Some Episcopalians and members of other denominations seem uncomfortable with their identity, ministries, and traditions; these people push for change, and more change, but many times fail to communicate, at least to me, what they hope the changes will achieve. Others of us, confident that we have it right, choose to persevere with business as usual, opposing most or all change. Yet others have opted to disengage (and, in many cases, never engaged in the first place) from the denomination, myopically regard their local congregation as their Church, and view both the diocese and national church as unnecessary and expensive encumbrances.
Change is inevitable (cf. Maria Evans’ post Change: Unsafe at any speed). Some change will happen regardless of whether we deem it desirable.
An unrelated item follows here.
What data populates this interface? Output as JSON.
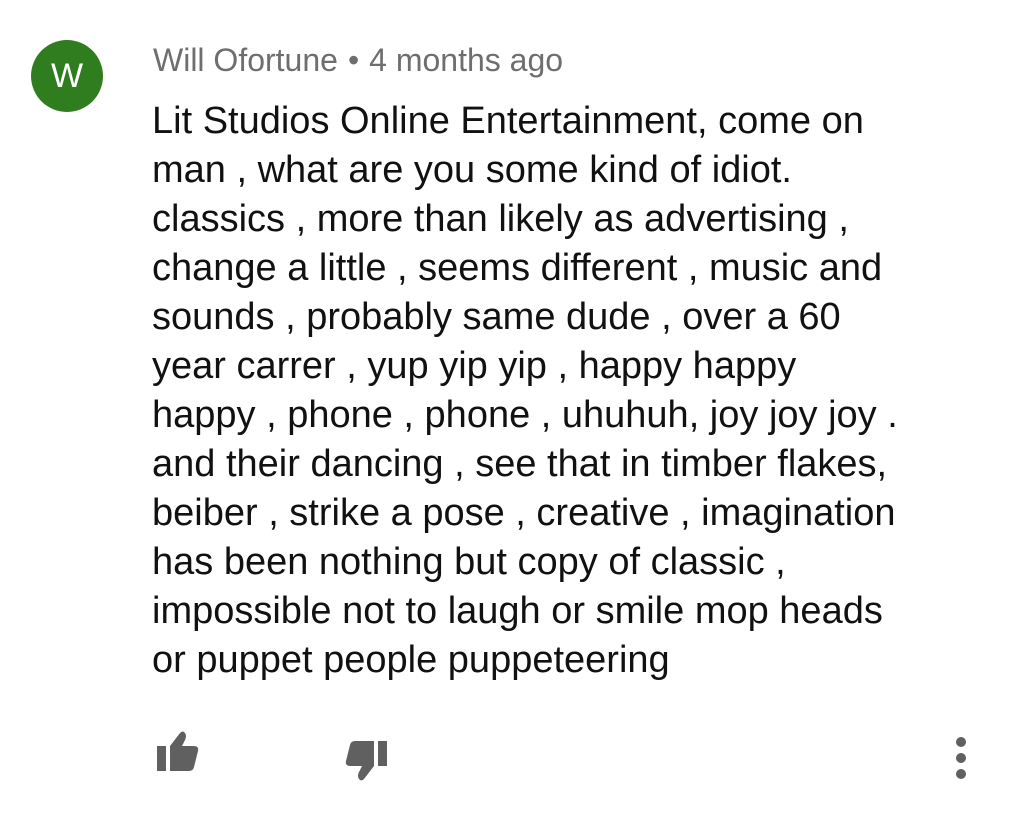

In a recent Daily Episcopalian post, I predicted that The Episcopal Church would not issue a new edition of the Book of Common Prayer. Responses to my prediction varied, but two groups of responses amused me: normative responses (i.e., those proffering a value judgment on the importance of keeping a printed prayer book) and responses that presumed people using electronic media were young. My prediction is descriptive, not normative. Printed books are quickly and irreversibly becoming relics of an earlier era. I personally like books and treasure the Book of Common Prayer. The people I have observed opting to follow the liturgy on a smartphone or tablet are, more often than not, forty or older.
However, we can influence some change. Denominations provide valuable, essential ministries; otherwise, non-denominational congregations would not develop their own analogue to denominational structures.
Identifying and focusing on the core competencies and contributions of denominations could beneficially guide decisions about reimagining, restructuring, and mission funding. Conversely, denominations should scrap images, structures, and programs that do not directly support core competencies and contributions. Important questions, some raised by people who have commented on previous Daily Episcopalian posts, include:
Which dioceses are redundant or unaffordable?
For what denominational ministries and missions should volunteers rather than paid staffs take responsibility (applies to both dioceses and the national Church)?
How can we best create a flat, nimble, responsive structure focused on ministry and mission rather than institutional maintenance (for some ideas, cf. my previous Daily Episcopalian posts on reimagining the Church, parts 1 and 2)?
Finally, how can we capitalize on our denomination’s strengths to market The Episcopal Church and its congregation to people who are church shopping?
George Clifford is an ethicist and Priest Associate at the Church of the Nativity, Raleigh, NC. He retired from the Navy after serving as a chaplain for twenty-four years, has written Charting a Theological Confluence: Theology and Interfaith Relations and Forging Swords into Plows: A Twenty-First Century Christian Perspective on War, and blogs at Ethical Musings.